***** EXTRACTED DATA
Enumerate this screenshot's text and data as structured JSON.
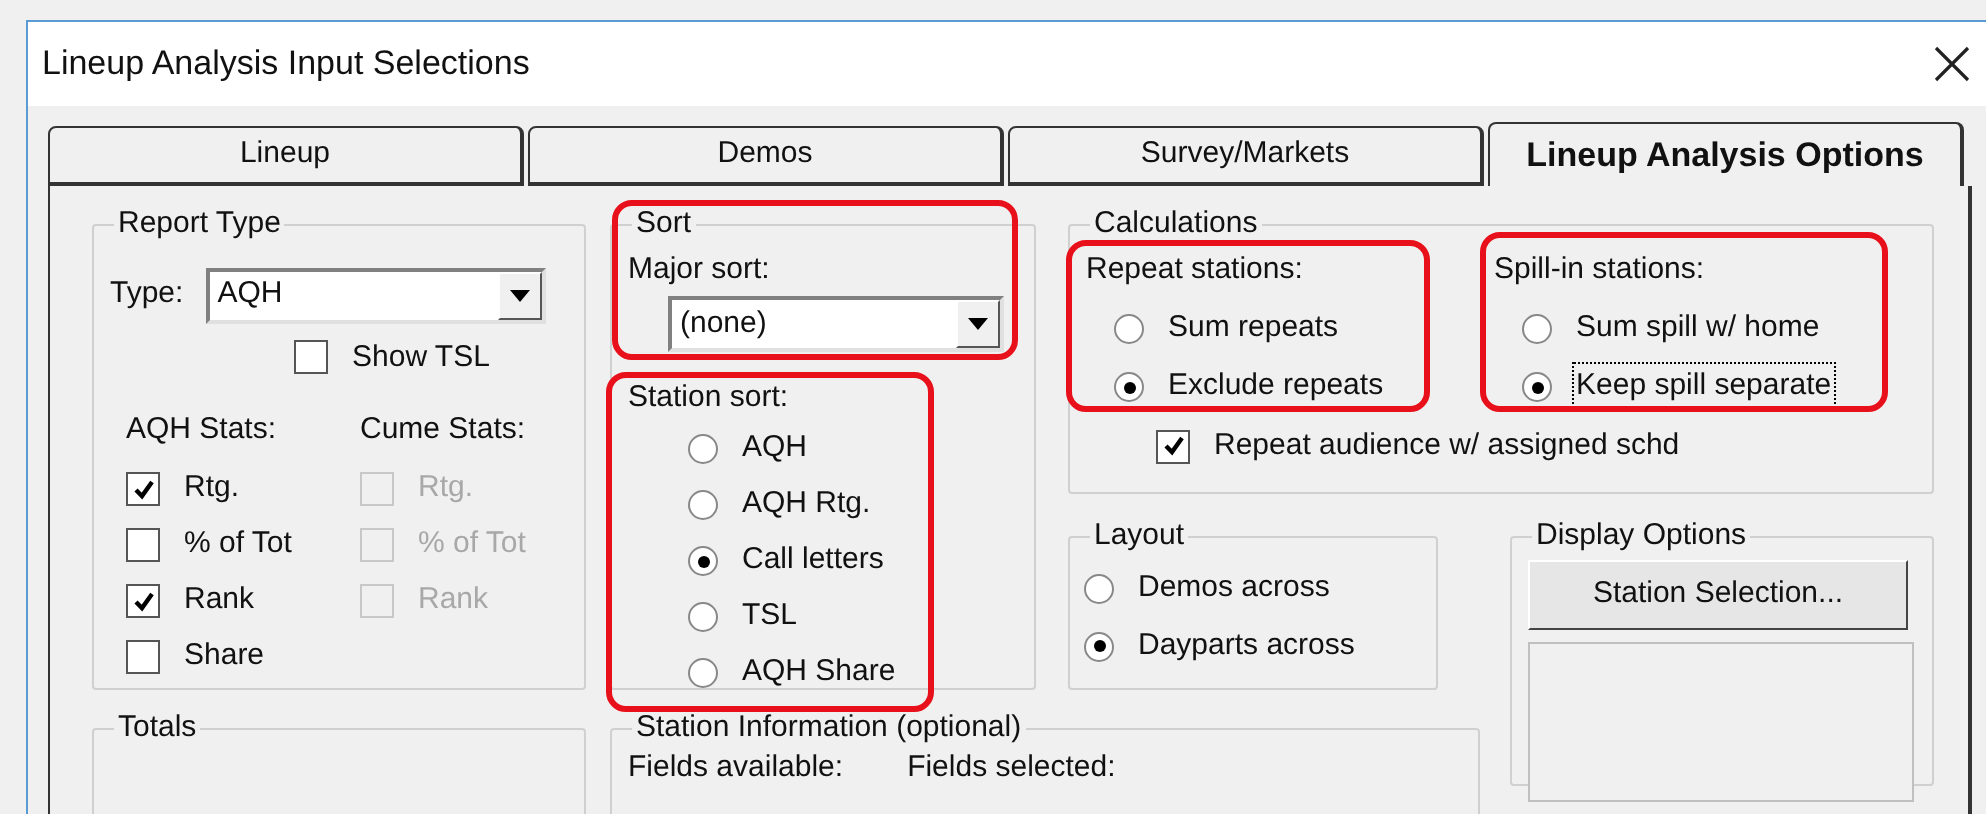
{
  "window": {
    "title": "Lineup Analysis Input Selections"
  },
  "tabs": [
    {
      "label": "Lineup",
      "selected": false
    },
    {
      "label": "Demos",
      "selected": false
    },
    {
      "label": "Survey/Markets",
      "selected": false
    },
    {
      "label": "Lineup Analysis Options",
      "selected": true
    }
  ],
  "report_type": {
    "title": "Report Type",
    "type_label": "Type:",
    "type_value": "AQH",
    "show_tsl": {
      "label": "Show TSL",
      "checked": false
    },
    "aqh_stats": {
      "title": "AQH Stats:",
      "items": [
        {
          "label": "Rtg.",
          "checked": true,
          "disabled": false
        },
        {
          "label": "% of Tot",
          "checked": false,
          "disabled": false
        },
        {
          "label": "Rank",
          "checked": true,
          "disabled": false
        },
        {
          "label": "Share",
          "checked": false,
          "disabled": false
        }
      ]
    },
    "cume_stats": {
      "title": "Cume Stats:",
      "items": [
        {
          "label": "Rtg.",
          "checked": false,
          "disabled": true
        },
        {
          "label": "% of Tot",
          "checked": false,
          "disabled": true
        },
        {
          "label": "Rank",
          "checked": false,
          "disabled": true
        }
      ]
    }
  },
  "sort": {
    "title": "Sort",
    "major_label": "Major sort:",
    "major_value": "(none)",
    "station_sort": {
      "title": "Station sort:",
      "options": [
        {
          "label": "AQH",
          "selected": false
        },
        {
          "label": "AQH Rtg.",
          "selected": false
        },
        {
          "label": "Call letters",
          "selected": true
        },
        {
          "label": "TSL",
          "selected": false
        },
        {
          "label": "AQH Share",
          "selected": false
        }
      ]
    }
  },
  "calculations": {
    "title": "Calculations",
    "repeat_stations": {
      "title": "Repeat stations:",
      "options": [
        {
          "label": "Sum repeats",
          "selected": false,
          "focused": false
        },
        {
          "label": "Exclude repeats",
          "selected": true,
          "focused": false
        }
      ]
    },
    "spill_in_stations": {
      "title": "Spill-in stations:",
      "options": [
        {
          "label": "Sum spill w/ home",
          "selected": false,
          "focused": false
        },
        {
          "label": "Keep spill separate",
          "selected": true,
          "focused": true
        }
      ]
    },
    "repeat_audience": {
      "label": "Repeat audience w/ assigned schd",
      "checked": true
    }
  },
  "layout": {
    "title": "Layout",
    "options": [
      {
        "label": "Demos across",
        "selected": false
      },
      {
        "label": "Dayparts across",
        "selected": true
      }
    ]
  },
  "display_options": {
    "title": "Display Options",
    "button": "Station Selection..."
  },
  "totals": {
    "title": "Totals"
  },
  "station_information": {
    "title": "Station Information (optional)",
    "fields_available": "Fields available:",
    "fields_selected": "Fields selected:"
  }
}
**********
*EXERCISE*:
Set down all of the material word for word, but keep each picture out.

*OUTPUT FOR THIS EXERCISE*:
Enumerate this screenshot's text and data as structured JSON.
{
  "window": {
    "title": "Lineup Analysis Input Selections"
  },
  "tabs": [
    {
      "label": "Lineup",
      "selected": false
    },
    {
      "label": "Demos",
      "selected": false
    },
    {
      "label": "Survey/Markets",
      "selected": false
    },
    {
      "label": "Lineup Analysis Options",
      "selected": true
    }
  ],
  "report_type": {
    "title": "Report Type",
    "type_label": "Type:",
    "type_value": "AQH",
    "show_tsl": {
      "label": "Show TSL",
      "checked": false
    },
    "aqh_stats": {
      "title": "AQH Stats:",
      "items": [
        {
          "label": "Rtg.",
          "checked": true,
          "disabled": false
        },
        {
          "label": "% of Tot",
          "checked": false,
          "disabled": false
        },
        {
          "label": "Rank",
          "checked": true,
          "disabled": false
        },
        {
          "label": "Share",
          "checked": false,
          "disabled": false
        }
      ]
    },
    "cume_stats": {
      "title": "Cume Stats:",
      "items": [
        {
          "label": "Rtg.",
          "checked": false,
          "disabled": true
        },
        {
          "label": "% of Tot",
          "checked": false,
          "disabled": true
        },
        {
          "label": "Rank",
          "checked": false,
          "disabled": true
        }
      ]
    }
  },
  "sort": {
    "title": "Sort",
    "major_label": "Major sort:",
    "major_value": "(none)",
    "station_sort": {
      "title": "Station sort:",
      "options": [
        {
          "label": "AQH",
          "selected": false
        },
        {
          "label": "AQH Rtg.",
          "selected": false
        },
        {
          "label": "Call letters",
          "selected": true
        },
        {
          "label": "TSL",
          "selected": false
        },
        {
          "label": "AQH Share",
          "selected": false
        }
      ]
    }
  },
  "calculations": {
    "title": "Calculations",
    "repeat_stations": {
      "title": "Repeat stations:",
      "options": [
        {
          "label": "Sum repeats",
          "selected": false,
          "focused": false
        },
        {
          "label": "Exclude repeats",
          "selected": true,
          "focused": false
        }
      ]
    },
    "spill_in_stations": {
      "title": "Spill-in stations:",
      "options": [
        {
          "label": "Sum spill w/ home",
          "selected": false,
          "focused": false
        },
        {
          "label": "Keep spill separate",
          "selected": true,
          "focused": true
        }
      ]
    },
    "repeat_audience": {
      "label": "Repeat audience w/ assigned schd",
      "checked": true
    }
  },
  "layout": {
    "title": "Layout",
    "options": [
      {
        "label": "Demos across",
        "selected": false
      },
      {
        "label": "Dayparts across",
        "selected": true
      }
    ]
  },
  "display_options": {
    "title": "Display Options",
    "button": "Station Selection..."
  },
  "totals": {
    "title": "Totals"
  },
  "station_information": {
    "title": "Station Information (optional)",
    "fields_available": "Fields available:",
    "fields_selected": "Fields selected:"
  }
}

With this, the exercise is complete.